-------- Source material

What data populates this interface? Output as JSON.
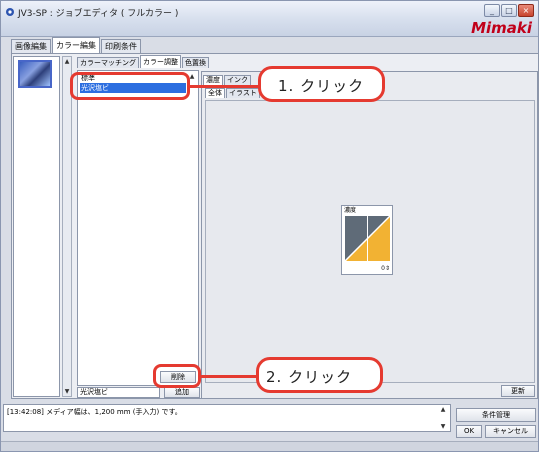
{
  "window": {
    "title": "JV3-SP : ジョブエディタ ( フルカラー )",
    "logo": "Mimaki",
    "controls": [
      "_",
      "□",
      "×"
    ]
  },
  "main_tabs": [
    "画像編集",
    "カラー編集",
    "印刷条件"
  ],
  "sub_tabs": [
    "カラーマッチング",
    "カラー調整",
    "色置換"
  ],
  "preset_list": {
    "items": [
      "標準",
      "光沢塩ビ"
    ],
    "selected_index": 1,
    "delete_label": "削除",
    "name_value": "光沢塩ビ",
    "add_label": "追加"
  },
  "adjust": {
    "tabs": [
      "濃度",
      "インク"
    ],
    "subtabs": [
      "全体",
      "イラスト"
    ],
    "density_label": "濃度",
    "density_value": "0",
    "update_label": "更新"
  },
  "status": {
    "message": "[13:42:08] メディア幅は、1,200 mm (手入力) です。"
  },
  "buttons": {
    "condition_manage": "条件管理",
    "ok": "OK",
    "cancel": "キャンセル"
  },
  "callouts": {
    "step1": "1.  クリック",
    "step2": "2.  クリック"
  },
  "colors": {
    "accent": "#e53a30",
    "selection": "#2c6ee0",
    "logo": "#c1001a",
    "curve_fill": "#f2b233"
  }
}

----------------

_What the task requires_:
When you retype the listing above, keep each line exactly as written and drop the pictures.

_Response for this exercise_:
What data populates this interface? Output as JSON.
{
  "window": {
    "title": "JV3-SP : ジョブエディタ ( フルカラー )",
    "logo": "Mimaki",
    "controls": [
      "_",
      "□",
      "×"
    ]
  },
  "main_tabs": [
    "画像編集",
    "カラー編集",
    "印刷条件"
  ],
  "sub_tabs": [
    "カラーマッチング",
    "カラー調整",
    "色置換"
  ],
  "preset_list": {
    "items": [
      "標準",
      "光沢塩ビ"
    ],
    "selected_index": 1,
    "delete_label": "削除",
    "name_value": "光沢塩ビ",
    "add_label": "追加"
  },
  "adjust": {
    "tabs": [
      "濃度",
      "インク"
    ],
    "subtabs": [
      "全体",
      "イラスト"
    ],
    "density_label": "濃度",
    "density_value": "0",
    "update_label": "更新"
  },
  "status": {
    "message": "[13:42:08] メディア幅は、1,200 mm (手入力) です。"
  },
  "buttons": {
    "condition_manage": "条件管理",
    "ok": "OK",
    "cancel": "キャンセル"
  },
  "callouts": {
    "step1": "1.  クリック",
    "step2": "2.  クリック"
  },
  "colors": {
    "accent": "#e53a30",
    "selection": "#2c6ee0",
    "logo": "#c1001a",
    "curve_fill": "#f2b233"
  }
}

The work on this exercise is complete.